This year, 133 residents of Clark County filed to run for elected offices that include port, fire, school and cemetery districts, as well as city councils and a special election for county council.
That number of candidates will be narrowed on Tuesday when voters return ballots for the 2019 primary election.
Whoever wins these races will influence the direction of local cities, which are grappling with how to provide services to the county’s burgeoning population. Also at stake are how school districts respond to enrollment and financial pressures. Additionally, four funding levies for education and emergency medical services will be on this upcoming ballot.
But, like other off-year primary elections, a majority of Clark County voters are expected to sit this one out. Clark County Auditor Greg Kimsey said he expects roughly 30 percent of voters to turn out for this election, up from 2017’s 20 percent turnout and 2015’s 25.8 percent turnout.
Kimsey said that ballots have to be postmarked by Election Day on Tuesday at the latest to be counted. Ballots can also be dropped off at seven ballot drop locations by 8 p.m.
The two candidates that receive the most votes in the primary will advance to November’s general election. Races with only two candidates will only appear on the November ballot, meaning just eight races are on the primary ballot. Unlike elections that occur in even-numbered years, races on this year’s ballot are nonpartisan. The one exception is a special election for the partisan Clark County Council.
Clark County Council Position 4
The special election for Clark County Council will determine if Gary Medvigy, a former Army general and California Superior Court judge, will keep his council seat after being appointed to fill a vacancy in January. Medvigy, a Republican, will face off with Democrat Adrian Cortes, an educator and member of the nonpartisan Battle Ground City Council.
Although he’s lived in Clark County for only a few years, Medvigy has touted the skill set he’s developed during his career in law and military service as an asset to county government. He’s taken firmly conservative positions on taxes and property rights as he seeks to keep his seat representing the rambling and rural District 4.
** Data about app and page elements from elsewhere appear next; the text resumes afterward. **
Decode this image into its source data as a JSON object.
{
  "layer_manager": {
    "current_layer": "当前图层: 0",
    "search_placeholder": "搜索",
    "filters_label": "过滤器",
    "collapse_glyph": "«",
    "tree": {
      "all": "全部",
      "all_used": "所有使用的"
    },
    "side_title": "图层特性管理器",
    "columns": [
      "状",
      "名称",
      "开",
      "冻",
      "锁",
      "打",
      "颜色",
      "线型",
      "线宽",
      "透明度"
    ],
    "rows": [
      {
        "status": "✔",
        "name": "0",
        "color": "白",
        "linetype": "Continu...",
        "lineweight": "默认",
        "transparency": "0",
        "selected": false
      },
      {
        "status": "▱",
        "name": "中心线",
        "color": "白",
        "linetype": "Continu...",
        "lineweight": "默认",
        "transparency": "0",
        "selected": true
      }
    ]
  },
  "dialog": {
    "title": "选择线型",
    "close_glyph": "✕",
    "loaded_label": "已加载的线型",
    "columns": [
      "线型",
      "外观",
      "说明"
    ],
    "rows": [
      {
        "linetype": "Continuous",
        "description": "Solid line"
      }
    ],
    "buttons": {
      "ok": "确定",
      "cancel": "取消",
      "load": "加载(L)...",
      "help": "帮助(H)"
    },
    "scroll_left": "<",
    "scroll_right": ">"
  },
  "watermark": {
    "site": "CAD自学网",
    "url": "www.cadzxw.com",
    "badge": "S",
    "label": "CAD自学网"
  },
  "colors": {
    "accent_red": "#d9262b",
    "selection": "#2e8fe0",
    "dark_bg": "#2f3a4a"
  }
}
Cortes has highlighted his deep roots in Clark County and experience in local government, including serving as the current chair of the board of directors for C-Tran. He’s made his call for the county to undergo a “visioning” process, similar to Battle Ground, central to his campaign. He’s also taken fiscally conservative positions, opposing taxes and costly plans to replace the aging jail.
This race is the only partisan election that will appear on the ballot this year. A quirk in state law requires all partisan races to appear on the primary and general election ballot regardless of the number of candidates running. That means that while the race will appear on the primary ballot, only the results of the general election will count. Whoever wins the race will have to run again in 2020 for a full four-year term.